By Stacy M. Brown,
The Grammy Awards have issued changes to address how artificial intelligence (AI) affects music. Among the revisions is a rule stating that only “human creators” are eligible to win the music industry’s highest honor.
According to the Associated Press, under the newly released “Artificial Intelligence (AI) Protocols,” a work lacking human authorship will be deemed ineligible for any category.
AI-inspired works will be accepted if a human creator has made a significant contribution to the music or lyrics, according to decisions made at last month’s Academy Board of Trustees meeting.
The requirements specify that the human authorship component must be significant.
Paul McCartney recently announced that a new Beatles record was created using artificial intelligence technology by using an old demo of John Lennon’s voice.
The utilization of AI in music has garnered attention in recent years, with instances where AI has regenerated or even impersonated artists like the late Notorious B.I.G and the imprisoned R. Kelly. Even family members of the late King of Pop, Michael Jackson, have publicly doubted some of his posthumous releases as authentic. These developments have prompted the Recording Academy to ensure integrity and human involvement in the creative process.
In addition to the AI rule, the Recording Academy has made changes to other categories. In the “Album of the Year” category, a music creator must now account for at least 20 percent of the work to be eligible for a nomination. That includes all credited artists, featured artists, songwriters, producers, engineers, mixers, and mastering engineers.
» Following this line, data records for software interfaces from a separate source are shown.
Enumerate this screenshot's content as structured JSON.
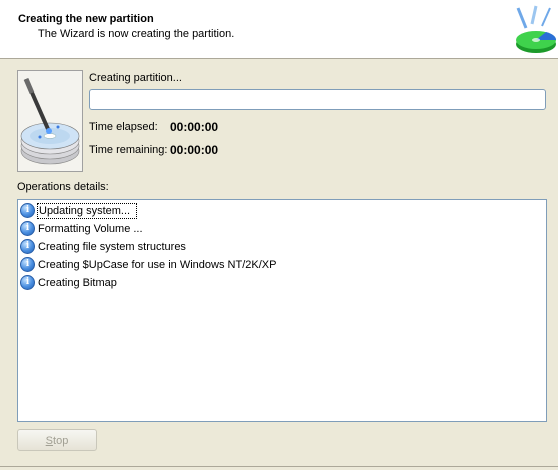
{
  "header": {
    "title": "Creating the new partition",
    "subtitle": "The Wizard is now creating the partition."
  },
  "status": {
    "creating_label": "Creating partition...",
    "progress_percent": 0,
    "time_elapsed_label": "Time elapsed:",
    "time_elapsed_value": "00:00:00",
    "time_remaining_label": "Time remaining:",
    "time_remaining_value": "00:00:00"
  },
  "operations": {
    "label": "Operations details:",
    "items": [
      {
        "text": "Updating system...",
        "icon": "info-icon"
      },
      {
        "text": "Formatting Volume ...",
        "icon": "info-icon"
      },
      {
        "text": "Creating file system structures",
        "icon": "info-icon"
      },
      {
        "text": "Creating $UpCase for use in Windows NT/2K/XP",
        "icon": "info-icon"
      },
      {
        "text": "Creating Bitmap",
        "icon": "info-icon"
      }
    ]
  },
  "buttons": {
    "stop_prefix": "S",
    "stop_rest": "top"
  },
  "colors": {
    "window_bg": "#ece9d8",
    "header_bg": "#ffffff",
    "info_icon": "#4a8ee0",
    "border": "#7f9db9"
  }
}
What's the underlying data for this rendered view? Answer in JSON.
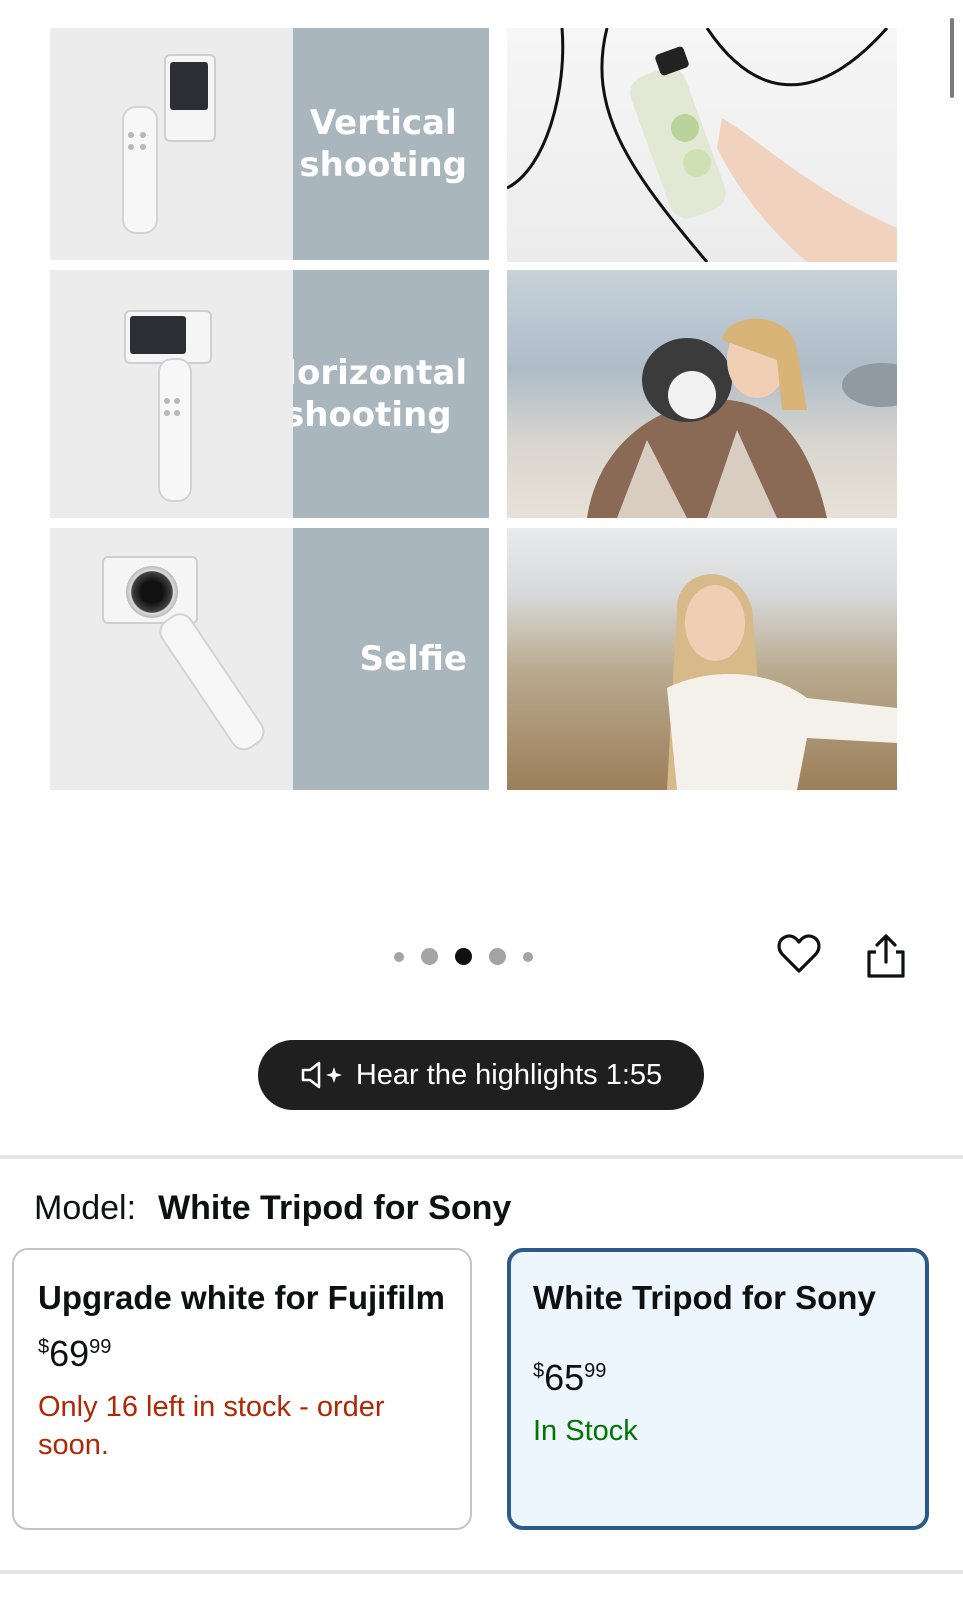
{
  "gallery": {
    "rows": [
      {
        "label": "Vertical\nshooting",
        "photo": "bottle-photo"
      },
      {
        "label": "Horizontal\nshooting",
        "photo": "woman-with-husky-photo"
      },
      {
        "label": "Selfie",
        "photo": "woman-selfie-photo"
      }
    ],
    "dots_total": 5,
    "active_dot_index": 2
  },
  "actions": {
    "favorite_icon": "heart-icon",
    "share_icon": "share-icon"
  },
  "highlights": {
    "label": "Hear the highlights 1:55",
    "icon": "speaker-sparkle-icon"
  },
  "model": {
    "label": "Model:",
    "selected": "White Tripod for Sony"
  },
  "options": [
    {
      "title": "Upgrade white for Fujifilm",
      "price_symbol": "$",
      "price_whole": "69",
      "price_cents": "99",
      "stock": "Only 16 left in stock - order soon.",
      "stock_color": "#b12704"
    },
    {
      "title": "White Tripod for Sony",
      "price_symbol": "$",
      "price_whole": "65",
      "price_cents": "99",
      "stock": "In Stock",
      "stock_color": "#007600",
      "selected": true
    }
  ],
  "colors": {
    "selected_border": "#2e5a8a",
    "selected_bg": "#edf6fc",
    "label_panel": "#a9b6bd"
  }
}
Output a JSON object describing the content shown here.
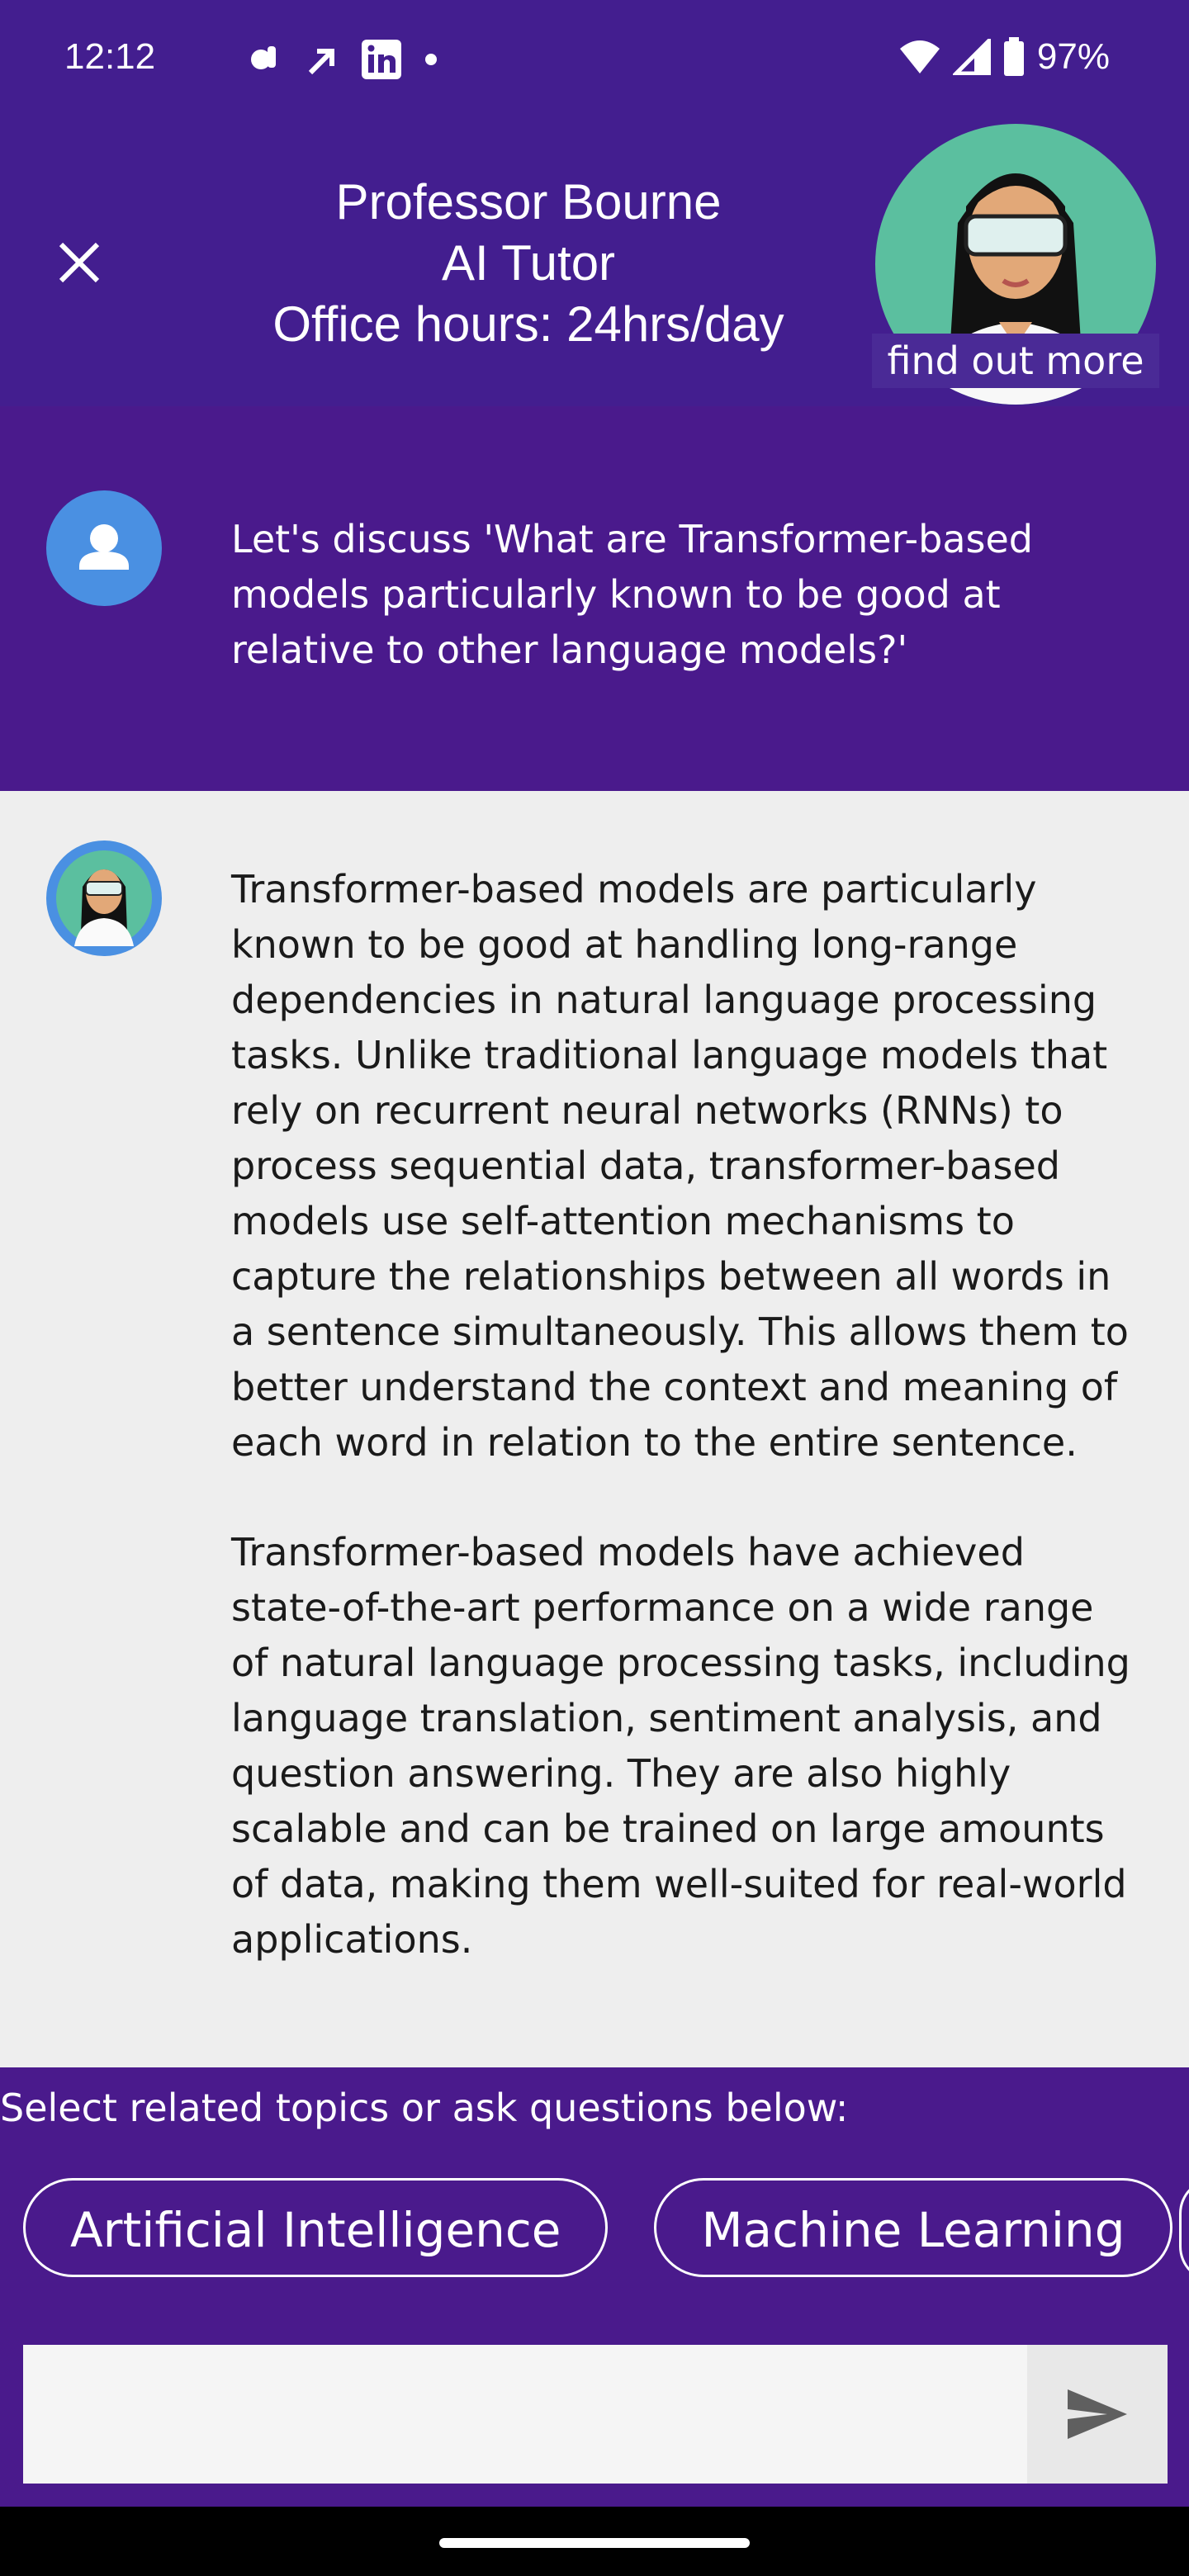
{
  "status_bar": {
    "time": "12:12",
    "notification_icons": [
      "tiktok-icon",
      "arrow-icon",
      "linkedin-icon",
      "dot-icon"
    ],
    "battery": "97%"
  },
  "header": {
    "title_line1": "Professor Bourne",
    "title_line2": "AI Tutor",
    "title_line3": "Office hours: 24hrs/day",
    "find_out_more": "find out more"
  },
  "conversation": {
    "user_message": "Let's discuss 'What are Transformer-based models particularly known to be good at relative to other language models?'",
    "bot_paragraph1": "Transformer-based models are particularly known to be good at handling long-range dependencies in natural language processing tasks. Unlike traditional language models that rely on recurrent neural networks (RNNs) to process sequential data, transformer-based models use self-attention mechanisms to capture the relationships between all words in a sentence simultaneously. This allows them to better understand the context and meaning of each word in relation to the entire sentence.",
    "bot_paragraph2": "Transformer-based models have achieved state-of-the-art performance on a wide range of natural language processing tasks, including language translation, sentiment analysis, and question answering. They are also highly scalable and can be trained on large amounts of data, making them well-suited for real-world applications."
  },
  "suggestions": {
    "label": "Select related topics or ask questions below:",
    "chips": [
      "Artificial Intelligence",
      "Machine Learning"
    ]
  },
  "input": {
    "placeholder": ""
  },
  "colors": {
    "header_bg": "#431e8f",
    "page_bg": "#4a1a8c",
    "bot_bg": "#eeeeee",
    "avatar_blue": "#4a90e2"
  }
}
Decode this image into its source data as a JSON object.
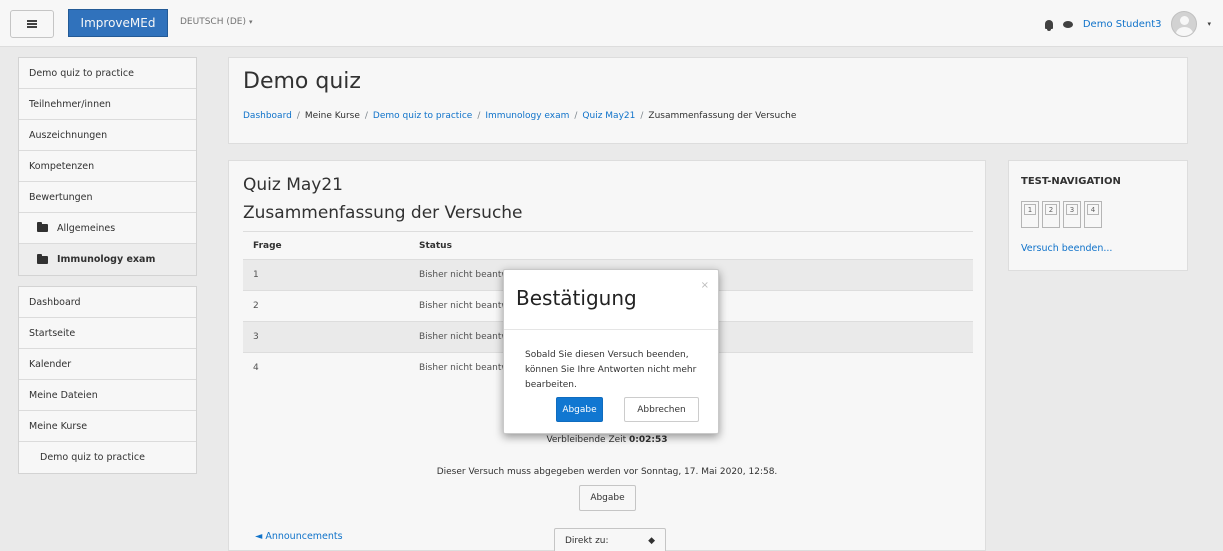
{
  "navbar": {
    "brand": "ImproveMEd",
    "language": "DEUTSCH (DE)",
    "language_caret": "▾",
    "user_name": "Demo Student3",
    "user_caret": "▾"
  },
  "sidebar": {
    "course_group": [
      {
        "label": "Demo quiz to practice"
      },
      {
        "label": "Teilnehmer/innen"
      },
      {
        "label": "Auszeichnungen"
      },
      {
        "label": "Kompetenzen"
      },
      {
        "label": "Bewertungen"
      },
      {
        "label": "Allgemeines",
        "icon": "folder-icon"
      },
      {
        "label": "Immunology exam",
        "icon": "folder-icon",
        "active": true
      }
    ],
    "site_group": [
      {
        "label": "Dashboard"
      },
      {
        "label": "Startseite"
      },
      {
        "label": "Kalender"
      },
      {
        "label": "Meine Dateien"
      },
      {
        "label": "Meine Kurse"
      },
      {
        "label": "Demo quiz to practice"
      }
    ]
  },
  "header": {
    "title": "Demo quiz",
    "breadcrumb": [
      "Dashboard",
      "Meine Kurse",
      "Demo quiz to practice",
      "Immunology exam",
      "Quiz May21",
      "Zusammenfassung der Versuche"
    ],
    "separator": "/"
  },
  "main": {
    "quiz_title": "Quiz May21",
    "summary_title": "Zusammenfassung der Versuche",
    "table": {
      "headers": [
        "Frage",
        "Status"
      ],
      "rows": [
        {
          "question": "1",
          "status": "Bisher nicht beantwortet"
        },
        {
          "question": "2",
          "status": "Bisher nicht beantwortet"
        },
        {
          "question": "3",
          "status": "Bisher nicht beantwortet"
        },
        {
          "question": "4",
          "status": "Bisher nicht beantwortet"
        }
      ]
    },
    "time_left_label": "Verbleibende Zeit ",
    "time_left_value": "0:02:53",
    "deadline": "Dieser Versuch muss abgegeben werden vor Sonntag, 17. Mai 2020, 12:58.",
    "submit_label": "Abgabe",
    "prev_link": "◄ Announcements",
    "jump_label": "Direkt zu:",
    "jump_arrow": "◆"
  },
  "quiz_nav": {
    "title": "TEST-NAVIGATION",
    "questions": [
      "1",
      "2",
      "3",
      "4"
    ],
    "finish_link": "Versuch beenden..."
  },
  "modal": {
    "title": "Bestätigung",
    "close": "×",
    "body": "Sobald Sie diesen Versuch beenden, können Sie Ihre Antworten nicht mehr bearbeiten.",
    "confirm_label": "Abgabe",
    "cancel_label": "Abbrechen"
  },
  "colors": {
    "brand": "#3276c3",
    "link": "#1177d1",
    "primary_button": "#1177d1"
  }
}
The modification differs from a decision made in 2021, which allowed anyone who worked on the album to receive a nomination. Nominees eligible for the “Big Four” categories, “Best New Artist,” “Album of the Year,” “Song of the Year” and “Record of the Year,” have been reduced from 10 to eight. The academy said it aims to streamline the competition and enhance the prestige of being nominated in these highly coveted categories.
The Recording Academy has also revised the requirements for the “Best Music Film” category. Previously, 50 percent of the documentary footage had to be performance-based, but this requirement has now been lifted to accommodate the evolving music documentary format.
The change acknowledges that music documentaries often combine actual and archival footage, as seen in Apple TV’s “Billie Eilish: The World’s a Little Blurry.” However, biopics and dramatic feature films remain ineligible for this category. Music videos that are part of a visual album are now eligible for awards, as seen with Beyoncé’s “Lemonade” film in 2016.
The Recording Academy said it updated its system to keep up with changes in music creation and maintain high standards for the Grammy Awards.
Officials said that by limiting AI’s role in music and refining the criteria for various categories, the academy seeks to celebrate and honor the enduring power of human creativity in the industry.
This article was originally published by NNPA Newswire.